              To convert this to a Meyer lemon cake, I'd think that you could replace all of the lemon juice and some of the orange juice with Meyer lemon juice, which is sweeter than regular lemon juice but tarter than OJ.

              As for only being able to find chocolate desserts, that's what's popular right now, but there are many ground almond-based pastries out there (as well as other ground nuts, such as hazelnuts or walnuts), plus the old standbys macaroons and merengues.

              1. re: norahs

                Thank you Gila for replying! I'm going to make your Great-Aunt Irene's "Meyer Lemon" Sponge Cake. I'm brand new here, so I'll let you know how it turns out if I can figure out how to find my way back here! Enjoy Passover, Sharon

            2. Agree that ckae meal is very fine, almost consistency of flour or cornstarch. If you can't find it or make it and are looking for a Passover lemon cheesecake, I made this over the weekend to rave reviews. People really appreciated that it is low fat, virtually sugar free, and very tasty. The lemon curd topping is very tart, you may want to add more Splenda/sugar.

              Low Fat Lemon Cheesecake
              Cooking spray
              1 3/4 cups ground coconut macaroons
              2 T cup unsalted butter, melted
              3 (8-ounce) packages fat-free or low fat cream cheese
              1 cup fat-free or low fat sour cream
              2 cups sugar or sugar substitute (recommended: Splenda)
              3 large eggs or 3/4 cup egg substitute
              2 teaspoons lemon zest
              2 tablespoons lemon juice
              Lemon Curd:
              1 1/2 teaspoons lemon zest
              6 tablespoons lemon juice
              1 large egg, plus 1 large egg yolk
              1/2 cup sugar or sugar substitute (recommended: Splenda)
              2 tablespoons unsalted butter, cut into bits, or any fat-free butter substitute
              Make crust: Preheat oven to 325 degrees F.
              Lightly spray a (9-inch) springform pan with cooking spray. Mix crumbs and melted butter in a bowl. Press crumb mixture onto bottom and 1 1/2 inches up side of pan. Bake for 8 to 10 minutes or until edges are lightly golden and crust is set. Cool on rack.
              Make filling: In large bowl with electric mixer on medium-high, beat cream cheese and sour cream for 2 to 3 minutes until fluffy. Gradually beat in sugar or sugar substitute. Beat in eggs, 1 at a time, just until incorporated. Beat in zest and juice. Pour into crust. Bake for 1 hour to 1 hour, 15 minutes, or until center is almost set, but still slightly jiggly. (Do not over-bake, as it will firm as it cools).
              Let cool completely.
              Make lemon curd: In the top of a double boiler, combine lemon zest, lemon juice, egg, egg yolk, and sugar or sugar substitute over gently simmering water. Whisk until hot and frothy, about 5 minutes. Gradually whisk in butter and continue whisking for 7 minutes or until thickened and coats back of spoon. Let stand at room temperature for 30 minutes. Spread lemon curd over top. Refrigerate cooled cheesecake 8-12 hours. Run a thin blade around the edge of the springform pan and remove sides. Transfer to a serving plate. Garnish with raspberries and zest, if desired.
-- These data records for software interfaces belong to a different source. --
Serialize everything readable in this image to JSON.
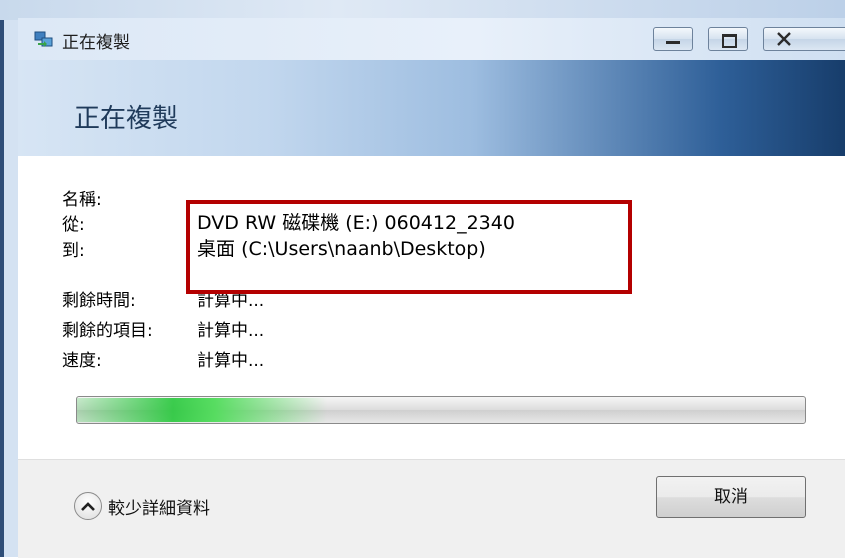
{
  "window": {
    "title": "正在複製",
    "header_title": "正在複製"
  },
  "details": {
    "name_label": "名稱:",
    "name_value": "",
    "from_label": "從:",
    "from_value": "DVD RW 磁碟機 (E:) 060412_2340",
    "to_label": "到:",
    "to_value_prefix": "桌面",
    "to_value_path": "(C:\\Users\\naanb\\Desktop)",
    "time_left_label": "剩餘時間:",
    "time_left_value": "計算中...",
    "items_left_label": "剩餘的項目:",
    "items_left_value": "計算中...",
    "speed_label": "速度:",
    "speed_value": "計算中..."
  },
  "progress": {
    "state": "indeterminate",
    "color": "#28c83c"
  },
  "footer": {
    "details_toggle_label": "較少詳細資料",
    "cancel_label": "取消"
  },
  "annotation": {
    "color": "#b40000"
  }
}
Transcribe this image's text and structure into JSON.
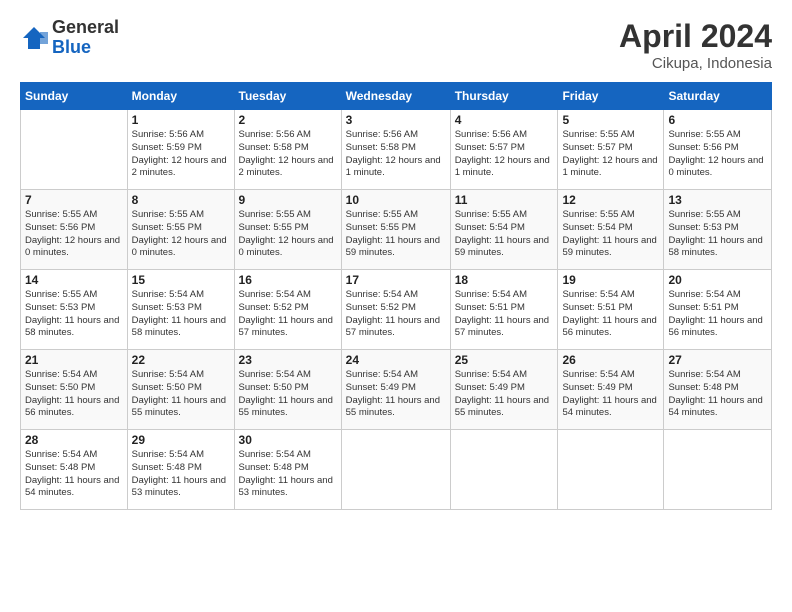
{
  "logo": {
    "general": "General",
    "blue": "Blue"
  },
  "header": {
    "month": "April 2024",
    "location": "Cikupa, Indonesia"
  },
  "weekdays": [
    "Sunday",
    "Monday",
    "Tuesday",
    "Wednesday",
    "Thursday",
    "Friday",
    "Saturday"
  ],
  "weeks": [
    [
      {
        "day": "",
        "sunrise": "",
        "sunset": "",
        "daylight": ""
      },
      {
        "day": "1",
        "sunrise": "Sunrise: 5:56 AM",
        "sunset": "Sunset: 5:59 PM",
        "daylight": "Daylight: 12 hours and 2 minutes."
      },
      {
        "day": "2",
        "sunrise": "Sunrise: 5:56 AM",
        "sunset": "Sunset: 5:58 PM",
        "daylight": "Daylight: 12 hours and 2 minutes."
      },
      {
        "day": "3",
        "sunrise": "Sunrise: 5:56 AM",
        "sunset": "Sunset: 5:58 PM",
        "daylight": "Daylight: 12 hours and 1 minute."
      },
      {
        "day": "4",
        "sunrise": "Sunrise: 5:56 AM",
        "sunset": "Sunset: 5:57 PM",
        "daylight": "Daylight: 12 hours and 1 minute."
      },
      {
        "day": "5",
        "sunrise": "Sunrise: 5:55 AM",
        "sunset": "Sunset: 5:57 PM",
        "daylight": "Daylight: 12 hours and 1 minute."
      },
      {
        "day": "6",
        "sunrise": "Sunrise: 5:55 AM",
        "sunset": "Sunset: 5:56 PM",
        "daylight": "Daylight: 12 hours and 0 minutes."
      }
    ],
    [
      {
        "day": "7",
        "sunrise": "Sunrise: 5:55 AM",
        "sunset": "Sunset: 5:56 PM",
        "daylight": "Daylight: 12 hours and 0 minutes."
      },
      {
        "day": "8",
        "sunrise": "Sunrise: 5:55 AM",
        "sunset": "Sunset: 5:55 PM",
        "daylight": "Daylight: 12 hours and 0 minutes."
      },
      {
        "day": "9",
        "sunrise": "Sunrise: 5:55 AM",
        "sunset": "Sunset: 5:55 PM",
        "daylight": "Daylight: 12 hours and 0 minutes."
      },
      {
        "day": "10",
        "sunrise": "Sunrise: 5:55 AM",
        "sunset": "Sunset: 5:55 PM",
        "daylight": "Daylight: 11 hours and 59 minutes."
      },
      {
        "day": "11",
        "sunrise": "Sunrise: 5:55 AM",
        "sunset": "Sunset: 5:54 PM",
        "daylight": "Daylight: 11 hours and 59 minutes."
      },
      {
        "day": "12",
        "sunrise": "Sunrise: 5:55 AM",
        "sunset": "Sunset: 5:54 PM",
        "daylight": "Daylight: 11 hours and 59 minutes."
      },
      {
        "day": "13",
        "sunrise": "Sunrise: 5:55 AM",
        "sunset": "Sunset: 5:53 PM",
        "daylight": "Daylight: 11 hours and 58 minutes."
      }
    ],
    [
      {
        "day": "14",
        "sunrise": "Sunrise: 5:55 AM",
        "sunset": "Sunset: 5:53 PM",
        "daylight": "Daylight: 11 hours and 58 minutes."
      },
      {
        "day": "15",
        "sunrise": "Sunrise: 5:54 AM",
        "sunset": "Sunset: 5:53 PM",
        "daylight": "Daylight: 11 hours and 58 minutes."
      },
      {
        "day": "16",
        "sunrise": "Sunrise: 5:54 AM",
        "sunset": "Sunset: 5:52 PM",
        "daylight": "Daylight: 11 hours and 57 minutes."
      },
      {
        "day": "17",
        "sunrise": "Sunrise: 5:54 AM",
        "sunset": "Sunset: 5:52 PM",
        "daylight": "Daylight: 11 hours and 57 minutes."
      },
      {
        "day": "18",
        "sunrise": "Sunrise: 5:54 AM",
        "sunset": "Sunset: 5:51 PM",
        "daylight": "Daylight: 11 hours and 57 minutes."
      },
      {
        "day": "19",
        "sunrise": "Sunrise: 5:54 AM",
        "sunset": "Sunset: 5:51 PM",
        "daylight": "Daylight: 11 hours and 56 minutes."
      },
      {
        "day": "20",
        "sunrise": "Sunrise: 5:54 AM",
        "sunset": "Sunset: 5:51 PM",
        "daylight": "Daylight: 11 hours and 56 minutes."
      }
    ],
    [
      {
        "day": "21",
        "sunrise": "Sunrise: 5:54 AM",
        "sunset": "Sunset: 5:50 PM",
        "daylight": "Daylight: 11 hours and 56 minutes."
      },
      {
        "day": "22",
        "sunrise": "Sunrise: 5:54 AM",
        "sunset": "Sunset: 5:50 PM",
        "daylight": "Daylight: 11 hours and 55 minutes."
      },
      {
        "day": "23",
        "sunrise": "Sunrise: 5:54 AM",
        "sunset": "Sunset: 5:50 PM",
        "daylight": "Daylight: 11 hours and 55 minutes."
      },
      {
        "day": "24",
        "sunrise": "Sunrise: 5:54 AM",
        "sunset": "Sunset: 5:49 PM",
        "daylight": "Daylight: 11 hours and 55 minutes."
      },
      {
        "day": "25",
        "sunrise": "Sunrise: 5:54 AM",
        "sunset": "Sunset: 5:49 PM",
        "daylight": "Daylight: 11 hours and 55 minutes."
      },
      {
        "day": "26",
        "sunrise": "Sunrise: 5:54 AM",
        "sunset": "Sunset: 5:49 PM",
        "daylight": "Daylight: 11 hours and 54 minutes."
      },
      {
        "day": "27",
        "sunrise": "Sunrise: 5:54 AM",
        "sunset": "Sunset: 5:48 PM",
        "daylight": "Daylight: 11 hours and 54 minutes."
      }
    ],
    [
      {
        "day": "28",
        "sunrise": "Sunrise: 5:54 AM",
        "sunset": "Sunset: 5:48 PM",
        "daylight": "Daylight: 11 hours and 54 minutes."
      },
      {
        "day": "29",
        "sunrise": "Sunrise: 5:54 AM",
        "sunset": "Sunset: 5:48 PM",
        "daylight": "Daylight: 11 hours and 53 minutes."
      },
      {
        "day": "30",
        "sunrise": "Sunrise: 5:54 AM",
        "sunset": "Sunset: 5:48 PM",
        "daylight": "Daylight: 11 hours and 53 minutes."
      },
      {
        "day": "",
        "sunrise": "",
        "sunset": "",
        "daylight": ""
      },
      {
        "day": "",
        "sunrise": "",
        "sunset": "",
        "daylight": ""
      },
      {
        "day": "",
        "sunrise": "",
        "sunset": "",
        "daylight": ""
      },
      {
        "day": "",
        "sunrise": "",
        "sunset": "",
        "daylight": ""
      }
    ]
  ]
}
              1. The kosher grocery and regular groceries in my area were all sold out of the matzo flour! I cheated and substituted graham crackers for the crust.

                I highly recommend the Passover cheesecake recipe from last month's Gourmet magazine - it was the best I've ever baked. There are ground, toasted almonds in the crust - yum!

                1 Reply
                1. re: burritobelle

                  Not sure just how "Passover friendly" your cheesecake needs to be, but graham crackers are not okay for Passover.